■ **Records for the task**
—————

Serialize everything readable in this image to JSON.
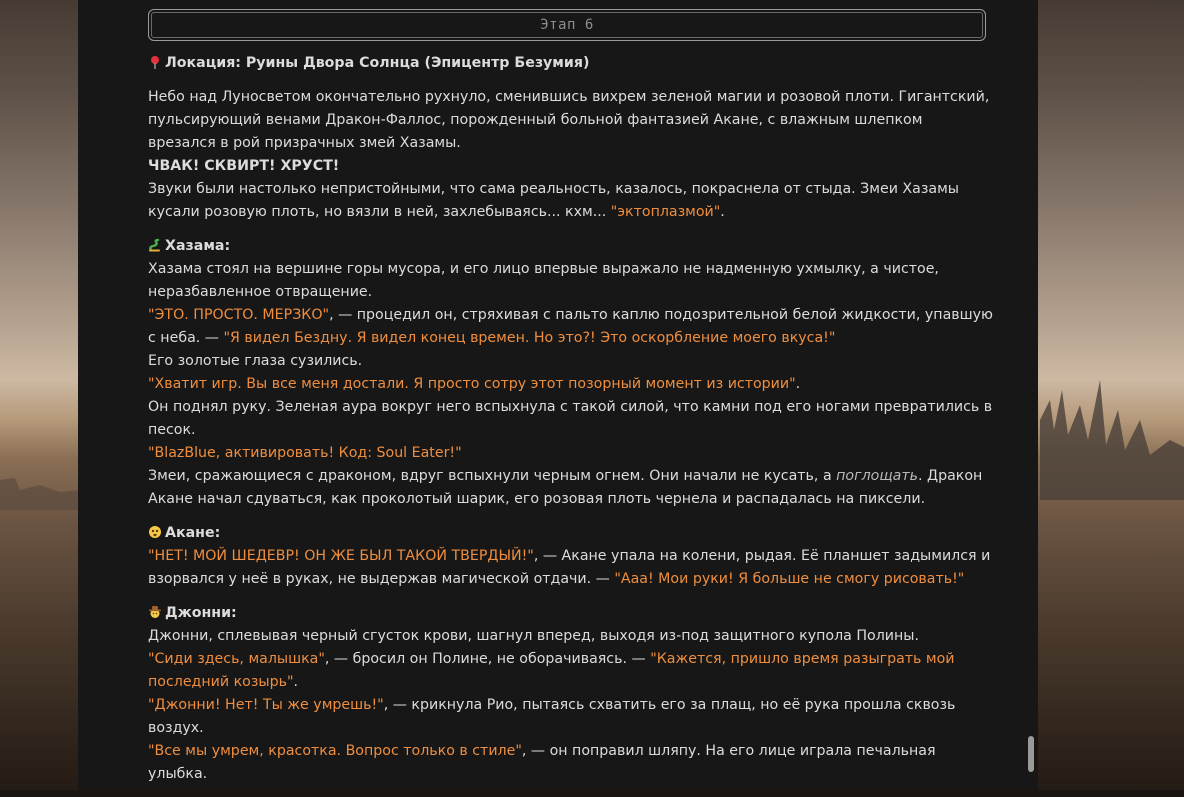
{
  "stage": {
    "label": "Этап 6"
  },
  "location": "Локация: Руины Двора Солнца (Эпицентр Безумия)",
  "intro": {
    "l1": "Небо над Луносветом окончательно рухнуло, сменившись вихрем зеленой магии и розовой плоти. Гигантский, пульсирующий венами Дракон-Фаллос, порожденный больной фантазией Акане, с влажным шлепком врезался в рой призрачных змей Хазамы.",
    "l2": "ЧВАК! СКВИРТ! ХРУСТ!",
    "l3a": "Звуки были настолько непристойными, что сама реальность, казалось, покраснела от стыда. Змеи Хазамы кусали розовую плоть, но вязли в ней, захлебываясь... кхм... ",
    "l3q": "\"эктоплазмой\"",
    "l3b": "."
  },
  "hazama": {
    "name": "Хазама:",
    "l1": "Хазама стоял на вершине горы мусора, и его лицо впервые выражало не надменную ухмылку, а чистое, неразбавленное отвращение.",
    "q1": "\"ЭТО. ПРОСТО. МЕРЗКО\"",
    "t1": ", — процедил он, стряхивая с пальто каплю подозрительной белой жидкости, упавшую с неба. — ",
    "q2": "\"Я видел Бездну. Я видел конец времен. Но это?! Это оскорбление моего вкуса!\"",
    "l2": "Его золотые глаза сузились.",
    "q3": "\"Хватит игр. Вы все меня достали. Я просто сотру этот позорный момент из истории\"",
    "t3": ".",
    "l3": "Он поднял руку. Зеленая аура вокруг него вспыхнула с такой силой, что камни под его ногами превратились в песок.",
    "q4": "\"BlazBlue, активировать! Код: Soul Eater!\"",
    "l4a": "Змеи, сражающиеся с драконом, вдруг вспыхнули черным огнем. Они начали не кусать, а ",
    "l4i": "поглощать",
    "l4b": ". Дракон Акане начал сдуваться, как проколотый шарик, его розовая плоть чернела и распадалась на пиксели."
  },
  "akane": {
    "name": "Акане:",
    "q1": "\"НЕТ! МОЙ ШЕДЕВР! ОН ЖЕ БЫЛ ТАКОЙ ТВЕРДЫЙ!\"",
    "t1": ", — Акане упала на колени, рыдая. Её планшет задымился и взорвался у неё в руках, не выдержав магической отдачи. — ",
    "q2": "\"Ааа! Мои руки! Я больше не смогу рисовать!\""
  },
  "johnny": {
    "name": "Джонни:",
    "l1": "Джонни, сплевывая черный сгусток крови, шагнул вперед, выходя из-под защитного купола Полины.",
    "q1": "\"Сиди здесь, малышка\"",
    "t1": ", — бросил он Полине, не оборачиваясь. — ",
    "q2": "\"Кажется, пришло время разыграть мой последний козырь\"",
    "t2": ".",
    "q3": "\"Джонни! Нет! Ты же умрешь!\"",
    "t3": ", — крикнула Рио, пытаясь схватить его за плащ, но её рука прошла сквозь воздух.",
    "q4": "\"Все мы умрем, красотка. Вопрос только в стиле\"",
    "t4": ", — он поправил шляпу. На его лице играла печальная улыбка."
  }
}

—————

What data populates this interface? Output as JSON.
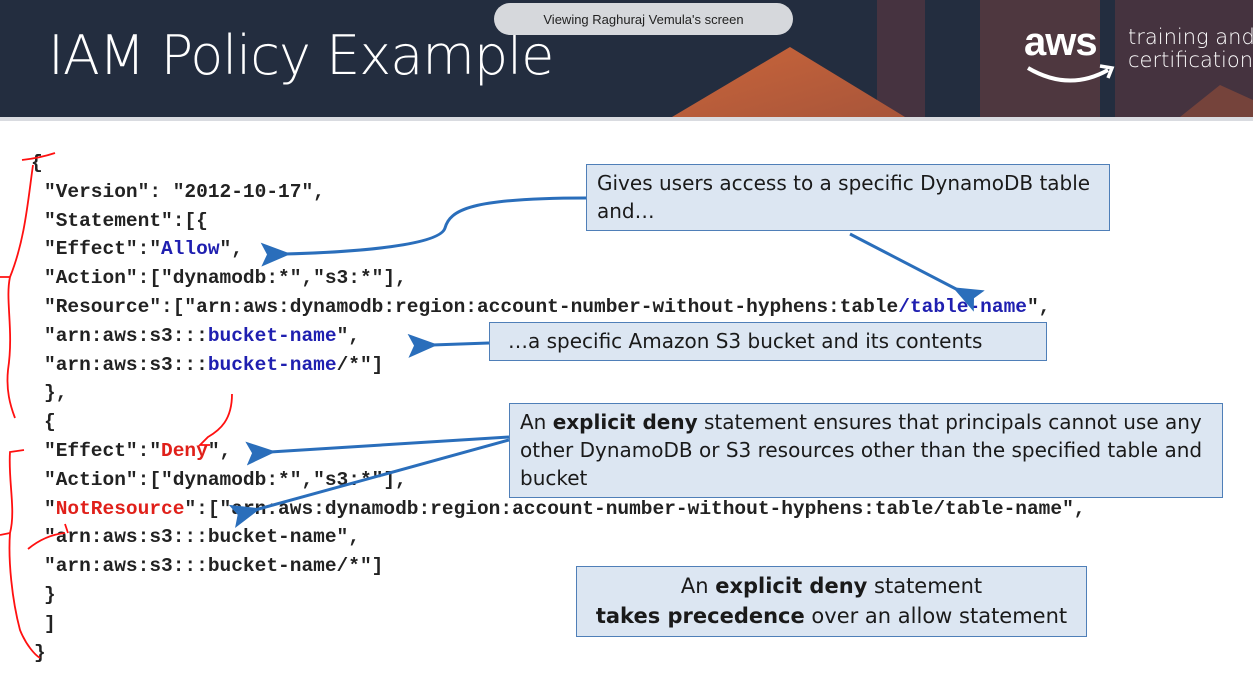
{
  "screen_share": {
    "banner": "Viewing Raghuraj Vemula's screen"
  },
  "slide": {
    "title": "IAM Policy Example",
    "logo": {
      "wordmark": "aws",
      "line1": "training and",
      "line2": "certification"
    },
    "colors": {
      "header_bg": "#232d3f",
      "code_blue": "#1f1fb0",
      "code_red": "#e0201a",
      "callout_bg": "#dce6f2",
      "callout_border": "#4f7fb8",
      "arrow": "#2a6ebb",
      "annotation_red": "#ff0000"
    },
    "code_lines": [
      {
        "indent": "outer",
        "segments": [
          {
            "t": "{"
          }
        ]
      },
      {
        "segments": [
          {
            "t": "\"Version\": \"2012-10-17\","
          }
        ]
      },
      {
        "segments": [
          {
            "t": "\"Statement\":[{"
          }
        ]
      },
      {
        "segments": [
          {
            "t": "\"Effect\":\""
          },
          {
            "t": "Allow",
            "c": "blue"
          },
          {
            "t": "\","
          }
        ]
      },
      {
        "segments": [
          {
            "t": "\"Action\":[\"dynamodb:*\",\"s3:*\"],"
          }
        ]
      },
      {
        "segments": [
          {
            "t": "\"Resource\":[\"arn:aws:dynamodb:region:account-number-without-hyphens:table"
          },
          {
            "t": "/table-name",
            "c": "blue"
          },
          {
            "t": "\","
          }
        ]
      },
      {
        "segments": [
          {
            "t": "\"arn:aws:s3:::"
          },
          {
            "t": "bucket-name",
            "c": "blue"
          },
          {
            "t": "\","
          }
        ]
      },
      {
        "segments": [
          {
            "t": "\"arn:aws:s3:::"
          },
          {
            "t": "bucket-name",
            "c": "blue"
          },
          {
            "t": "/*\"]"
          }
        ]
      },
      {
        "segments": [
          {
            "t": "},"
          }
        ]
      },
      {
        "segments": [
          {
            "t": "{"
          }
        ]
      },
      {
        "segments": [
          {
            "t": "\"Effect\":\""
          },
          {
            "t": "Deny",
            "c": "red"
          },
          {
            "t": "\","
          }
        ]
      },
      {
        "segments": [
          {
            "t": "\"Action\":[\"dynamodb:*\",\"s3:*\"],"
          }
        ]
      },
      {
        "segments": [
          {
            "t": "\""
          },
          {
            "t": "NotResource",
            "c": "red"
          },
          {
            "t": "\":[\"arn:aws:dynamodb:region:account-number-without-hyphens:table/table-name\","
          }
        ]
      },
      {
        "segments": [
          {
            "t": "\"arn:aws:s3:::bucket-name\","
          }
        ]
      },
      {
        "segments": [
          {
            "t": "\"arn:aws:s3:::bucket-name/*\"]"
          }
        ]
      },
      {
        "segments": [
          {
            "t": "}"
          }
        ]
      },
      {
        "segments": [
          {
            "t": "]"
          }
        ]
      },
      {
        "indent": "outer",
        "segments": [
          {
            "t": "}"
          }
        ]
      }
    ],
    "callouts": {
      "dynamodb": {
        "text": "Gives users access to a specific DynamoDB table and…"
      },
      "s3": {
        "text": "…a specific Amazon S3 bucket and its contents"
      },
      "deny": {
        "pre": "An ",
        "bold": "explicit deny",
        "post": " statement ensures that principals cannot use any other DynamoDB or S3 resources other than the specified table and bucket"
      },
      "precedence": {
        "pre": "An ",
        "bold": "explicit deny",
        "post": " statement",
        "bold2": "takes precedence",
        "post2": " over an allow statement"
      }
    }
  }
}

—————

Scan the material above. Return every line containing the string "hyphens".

■ **Answer to this problem**
            "t": "\"Resource\":[\"arn:aws:dynamodb:region:account-number-without-hyphens:table"
            "t": "\":[\"arn:aws:dynamodb:region:account-number-without-hyphens:table/table-name\","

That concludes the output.